This morning I’ve been using R, a software for data analysis, to design and automate charts showing trends in older drink driver casualties from road collisions for a factsheet on older drivers. I really like how this role has given me an opportunity to develop my coding skills through using R, as well as manipulating a relational dataset in SQL through joins and other practical data skills.

I really love the variety of my work – I have also been working on data linking projects which have involved speaking to people from different specialist backgrounds. I’ve had the opportunity to develop my network widely across different specialisms and departments, including working with statisticians from the Home Office.  Later this year,  I will be leading the main Reported Road Casualties 2021 publication, which will involve planning and leading 7 other team members to produce innovative and effective analysis of our statistics. ​ 

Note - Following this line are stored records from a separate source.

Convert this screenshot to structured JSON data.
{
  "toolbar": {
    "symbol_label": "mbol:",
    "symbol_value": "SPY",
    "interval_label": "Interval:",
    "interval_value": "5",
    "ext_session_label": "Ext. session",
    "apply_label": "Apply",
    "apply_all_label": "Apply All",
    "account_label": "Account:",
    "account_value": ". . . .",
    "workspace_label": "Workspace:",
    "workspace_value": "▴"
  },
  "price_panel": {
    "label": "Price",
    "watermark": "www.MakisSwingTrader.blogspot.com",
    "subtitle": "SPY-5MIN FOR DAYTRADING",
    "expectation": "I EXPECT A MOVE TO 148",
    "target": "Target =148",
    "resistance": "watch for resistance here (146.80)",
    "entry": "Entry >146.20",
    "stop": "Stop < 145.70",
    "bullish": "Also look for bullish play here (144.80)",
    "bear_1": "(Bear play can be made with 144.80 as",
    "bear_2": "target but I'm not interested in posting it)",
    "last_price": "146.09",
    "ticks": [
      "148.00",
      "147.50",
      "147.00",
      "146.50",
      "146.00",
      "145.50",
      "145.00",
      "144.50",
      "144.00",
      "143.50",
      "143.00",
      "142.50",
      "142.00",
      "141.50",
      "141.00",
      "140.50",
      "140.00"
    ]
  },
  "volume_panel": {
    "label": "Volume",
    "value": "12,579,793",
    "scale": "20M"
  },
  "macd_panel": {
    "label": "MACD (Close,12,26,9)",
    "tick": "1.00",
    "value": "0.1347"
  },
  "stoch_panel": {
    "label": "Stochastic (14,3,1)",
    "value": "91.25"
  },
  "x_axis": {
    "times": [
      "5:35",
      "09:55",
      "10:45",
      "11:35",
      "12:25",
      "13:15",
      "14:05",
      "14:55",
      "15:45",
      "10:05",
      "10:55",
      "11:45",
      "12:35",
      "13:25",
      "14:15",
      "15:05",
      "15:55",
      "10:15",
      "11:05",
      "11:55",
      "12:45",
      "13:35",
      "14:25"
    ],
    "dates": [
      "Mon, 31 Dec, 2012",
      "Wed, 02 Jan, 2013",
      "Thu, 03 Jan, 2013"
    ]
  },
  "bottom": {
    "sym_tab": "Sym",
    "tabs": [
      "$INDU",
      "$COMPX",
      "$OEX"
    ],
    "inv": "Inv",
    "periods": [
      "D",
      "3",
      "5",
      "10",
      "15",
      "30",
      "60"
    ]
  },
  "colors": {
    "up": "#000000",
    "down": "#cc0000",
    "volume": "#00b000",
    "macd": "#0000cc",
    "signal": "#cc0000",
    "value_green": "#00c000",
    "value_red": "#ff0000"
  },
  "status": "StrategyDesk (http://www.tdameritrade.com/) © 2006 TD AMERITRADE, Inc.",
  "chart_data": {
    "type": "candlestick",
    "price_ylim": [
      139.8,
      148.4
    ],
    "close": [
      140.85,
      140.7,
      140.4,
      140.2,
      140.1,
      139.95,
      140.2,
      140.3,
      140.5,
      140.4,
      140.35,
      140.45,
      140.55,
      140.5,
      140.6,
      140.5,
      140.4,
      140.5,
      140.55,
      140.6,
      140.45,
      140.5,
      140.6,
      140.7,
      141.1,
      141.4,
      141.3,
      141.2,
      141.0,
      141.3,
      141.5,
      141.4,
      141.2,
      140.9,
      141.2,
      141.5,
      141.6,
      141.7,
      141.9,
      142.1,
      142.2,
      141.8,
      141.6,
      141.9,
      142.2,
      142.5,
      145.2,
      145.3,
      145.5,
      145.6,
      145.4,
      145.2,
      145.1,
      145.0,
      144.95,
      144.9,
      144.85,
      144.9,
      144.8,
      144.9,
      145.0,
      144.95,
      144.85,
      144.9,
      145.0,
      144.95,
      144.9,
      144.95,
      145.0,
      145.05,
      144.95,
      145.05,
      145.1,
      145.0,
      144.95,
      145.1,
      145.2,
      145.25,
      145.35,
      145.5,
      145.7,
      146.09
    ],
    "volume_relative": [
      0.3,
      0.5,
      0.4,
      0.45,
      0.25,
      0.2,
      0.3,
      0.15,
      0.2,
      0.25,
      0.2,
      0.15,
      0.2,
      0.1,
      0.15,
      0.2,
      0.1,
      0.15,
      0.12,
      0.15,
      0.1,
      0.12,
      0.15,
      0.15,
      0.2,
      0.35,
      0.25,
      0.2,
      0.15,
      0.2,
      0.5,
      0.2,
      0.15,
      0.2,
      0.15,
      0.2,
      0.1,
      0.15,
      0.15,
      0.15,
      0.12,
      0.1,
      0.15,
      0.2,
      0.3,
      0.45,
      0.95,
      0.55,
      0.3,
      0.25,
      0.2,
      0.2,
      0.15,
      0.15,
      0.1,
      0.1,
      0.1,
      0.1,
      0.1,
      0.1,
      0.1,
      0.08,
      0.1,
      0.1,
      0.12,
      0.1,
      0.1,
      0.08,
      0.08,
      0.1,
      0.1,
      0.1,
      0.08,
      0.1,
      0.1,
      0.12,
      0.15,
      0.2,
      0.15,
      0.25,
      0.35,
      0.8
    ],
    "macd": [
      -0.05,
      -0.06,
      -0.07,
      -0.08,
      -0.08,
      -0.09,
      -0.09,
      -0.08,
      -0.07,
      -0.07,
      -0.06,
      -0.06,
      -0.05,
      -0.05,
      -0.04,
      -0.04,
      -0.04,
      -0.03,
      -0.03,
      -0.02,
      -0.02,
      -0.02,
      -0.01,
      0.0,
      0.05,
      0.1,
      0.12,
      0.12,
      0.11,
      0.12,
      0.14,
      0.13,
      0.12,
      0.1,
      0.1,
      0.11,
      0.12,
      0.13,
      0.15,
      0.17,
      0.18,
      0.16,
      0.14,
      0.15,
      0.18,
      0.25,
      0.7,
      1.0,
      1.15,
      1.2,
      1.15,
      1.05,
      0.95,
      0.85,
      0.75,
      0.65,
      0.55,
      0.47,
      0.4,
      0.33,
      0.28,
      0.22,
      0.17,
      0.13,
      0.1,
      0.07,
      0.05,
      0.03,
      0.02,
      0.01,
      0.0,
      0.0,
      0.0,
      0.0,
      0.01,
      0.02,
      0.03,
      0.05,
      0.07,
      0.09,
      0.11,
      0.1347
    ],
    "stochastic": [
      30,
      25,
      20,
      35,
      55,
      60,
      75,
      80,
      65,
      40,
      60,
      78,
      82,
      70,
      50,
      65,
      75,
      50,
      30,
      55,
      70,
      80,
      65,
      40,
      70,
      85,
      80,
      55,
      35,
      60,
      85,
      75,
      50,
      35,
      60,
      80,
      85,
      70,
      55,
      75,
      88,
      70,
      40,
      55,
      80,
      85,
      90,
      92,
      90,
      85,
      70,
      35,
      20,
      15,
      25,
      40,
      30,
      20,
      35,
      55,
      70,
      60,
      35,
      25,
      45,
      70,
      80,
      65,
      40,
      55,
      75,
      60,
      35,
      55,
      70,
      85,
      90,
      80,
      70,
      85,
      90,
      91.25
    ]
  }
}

I mix working from home with working in the office – I like the culture of the office (shoutout to the beanbags on the fifth floor…) and being able to socialise with my team.

Ashley’s Experience in Local Transport Statistics

Ashley, a Buses and Local Transport Statistics Officer, shares his experience of working in a Higher Statistical Officer role.

Ashley, Buses and Local Transport Statistics

“The best thing about the average working day is being part of a supportive team who are open to ideas and different points of view.”

Ashley, tell us a bit about what an average working day looks like for you.

A typical day involves working on different elements of the publication such as the data collection from local authorities, data validation, or the production of the final statistics.  

The role is very wide ranging, providing opportunities to be involved with different types of project that offer varied experiences and challenges. For example, alongside the main publication work, I am always able to work on other developmental projects.

What is your background and how has this helped you in your current role in Transport Statistics? 

I started as a Statistical Officer at the Ministry of Justice in January 2013, part of a large team delivering various statistical publications on the Criminal Justice System. One of my goals was to find new opportunities for growth and as you can imagine, I was ecstatic when I found this role in DfT. It meant that I could use all my previously learned skills and apply them in a fast moving and impactful space.

Since joining DfT, I have been the lead for road condition statistics and have been offered a lot of opportunities for software training and skills development that can be tailored to my own needs.

Recently, I’ve been promoted and am now working on buses and local transport statistics as a Senior Statistical Officer.

What kind of projects have you done recently?

One of the exciting projects I led involved acquiring a new dataset from local authorities to deliver new experimental statistics. I used R (data analysis software) to explore and manipulate the data and produce different statistical outputs. Collaborating with other teams from our department, I was able to use the new data to present road level data in an interactive map.

These new statistics and interactive map provided a greater evidence base on the quality of the road network and helped deliver more insightful analysis to supplement the official statistics. It also helped to answer various questions raised by different stakeholders and lobbyists within the sector including the RAC, UK Roads Liaison Group and local authorities. The data was also used by policy colleagues for the spending review to help inform investment decisions at a national and local level. It’s always great to see that my work contributes to such wide varieties of teams!

Find out more about Statistics at DfT